▶ **YOUR TASK**: Below are entries to return in full. Keep each one exact.

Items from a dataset
<<<<

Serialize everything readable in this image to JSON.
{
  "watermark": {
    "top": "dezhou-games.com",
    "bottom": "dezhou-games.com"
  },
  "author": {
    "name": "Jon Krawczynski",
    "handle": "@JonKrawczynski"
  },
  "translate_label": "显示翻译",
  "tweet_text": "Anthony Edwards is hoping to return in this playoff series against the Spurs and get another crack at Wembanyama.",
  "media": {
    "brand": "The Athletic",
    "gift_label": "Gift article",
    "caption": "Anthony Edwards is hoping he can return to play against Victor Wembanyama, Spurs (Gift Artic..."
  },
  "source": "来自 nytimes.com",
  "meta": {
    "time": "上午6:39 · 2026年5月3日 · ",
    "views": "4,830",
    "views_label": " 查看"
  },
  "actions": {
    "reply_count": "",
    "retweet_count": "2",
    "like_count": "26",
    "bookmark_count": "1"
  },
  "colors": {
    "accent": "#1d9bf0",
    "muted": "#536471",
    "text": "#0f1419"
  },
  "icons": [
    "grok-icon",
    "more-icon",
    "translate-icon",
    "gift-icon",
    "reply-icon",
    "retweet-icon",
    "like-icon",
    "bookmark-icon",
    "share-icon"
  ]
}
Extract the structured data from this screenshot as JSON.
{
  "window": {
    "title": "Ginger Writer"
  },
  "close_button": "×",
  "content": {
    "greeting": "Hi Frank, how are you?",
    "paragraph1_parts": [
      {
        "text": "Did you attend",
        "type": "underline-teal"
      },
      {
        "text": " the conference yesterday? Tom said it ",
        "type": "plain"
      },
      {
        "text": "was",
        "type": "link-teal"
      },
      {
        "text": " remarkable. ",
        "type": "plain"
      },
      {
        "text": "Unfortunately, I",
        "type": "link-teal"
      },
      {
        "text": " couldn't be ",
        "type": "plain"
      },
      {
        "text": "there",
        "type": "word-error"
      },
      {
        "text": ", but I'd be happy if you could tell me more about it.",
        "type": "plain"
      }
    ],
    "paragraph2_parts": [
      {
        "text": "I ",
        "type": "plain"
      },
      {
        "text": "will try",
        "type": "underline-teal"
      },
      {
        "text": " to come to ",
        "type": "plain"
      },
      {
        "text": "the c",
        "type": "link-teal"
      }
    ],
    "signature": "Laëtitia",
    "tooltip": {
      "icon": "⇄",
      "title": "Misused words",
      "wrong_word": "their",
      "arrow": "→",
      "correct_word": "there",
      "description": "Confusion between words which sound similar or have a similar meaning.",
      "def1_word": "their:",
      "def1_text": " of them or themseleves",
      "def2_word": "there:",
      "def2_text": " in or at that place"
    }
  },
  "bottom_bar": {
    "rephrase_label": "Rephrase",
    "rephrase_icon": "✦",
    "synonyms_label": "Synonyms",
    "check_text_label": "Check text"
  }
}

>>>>

▶ **EXERCISE OUTPUT**:
Serialize everything readable in this image to JSON.
{
  "watermark": {
    "top": "dezhou-games.com",
    "bottom": "dezhou-games.com"
  },
  "author": {
    "name": "Jon Krawczynski",
    "handle": "@JonKrawczynski"
  },
  "translate_label": "显示翻译",
  "tweet_text": "Anthony Edwards is hoping to return in this playoff series against the Spurs and get another crack at Wembanyama.",
  "media": {
    "brand": "The Athletic",
    "gift_label": "Gift article",
    "caption": "Anthony Edwards is hoping he can return to play against Victor Wembanyama, Spurs (Gift Artic..."
  },
  "source": "来自 nytimes.com",
  "meta": {
    "time": "上午6:39 · 2026年5月3日 · ",
    "views": "4,830",
    "views_label": " 查看"
  },
  "actions": {
    "reply_count": "",
    "retweet_count": "2",
    "like_count": "26",
    "bookmark_count": "1"
  },
  "colors": {
    "accent": "#1d9bf0",
    "muted": "#536471",
    "text": "#0f1419"
  },
  "icons": [
    "grok-icon",
    "more-icon",
    "translate-icon",
    "gift-icon",
    "reply-icon",
    "retweet-icon",
    "like-icon",
    "bookmark-icon",
    "share-icon"
  ]
}
Extract the structured data from this screenshot as JSON.
{
  "window": {
    "title": "Ginger Writer"
  },
  "close_button": "×",
  "content": {
    "greeting": "Hi Frank, how are you?",
    "paragraph1_parts": [
      {
        "text": "Did you attend",
        "type": "underline-teal"
      },
      {
        "text": " the conference yesterday? Tom said it ",
        "type": "plain"
      },
      {
        "text": "was",
        "type": "link-teal"
      },
      {
        "text": " remarkable. ",
        "type": "plain"
      },
      {
        "text": "Unfortunately, I",
        "type": "link-teal"
      },
      {
        "text": " couldn't be ",
        "type": "plain"
      },
      {
        "text": "there",
        "type": "word-error"
      },
      {
        "text": ", but I'd be happy if you could tell me more about it.",
        "type": "plain"
      }
    ],
    "paragraph2_parts": [
      {
        "text": "I ",
        "type": "plain"
      },
      {
        "text": "will try",
        "type": "underline-teal"
      },
      {
        "text": " to come to ",
        "type": "plain"
      },
      {
        "text": "the c",
        "type": "link-teal"
      }
    ],
    "signature": "Laëtitia",
    "tooltip": {
      "icon": "⇄",
      "title": "Misused words",
      "wrong_word": "their",
      "arrow": "→",
      "correct_word": "there",
      "description": "Confusion between words which sound similar or have a similar meaning.",
      "def1_word": "their:",
      "def1_text": " of them or themseleves",
      "def2_word": "there:",
      "def2_text": " in or at that place"
    }
  },
  "bottom_bar": {
    "rephrase_label": "Rephrase",
    "rephrase_icon": "✦",
    "synonyms_label": "Synonyms",
    "check_text_label": "Check text"
  }
}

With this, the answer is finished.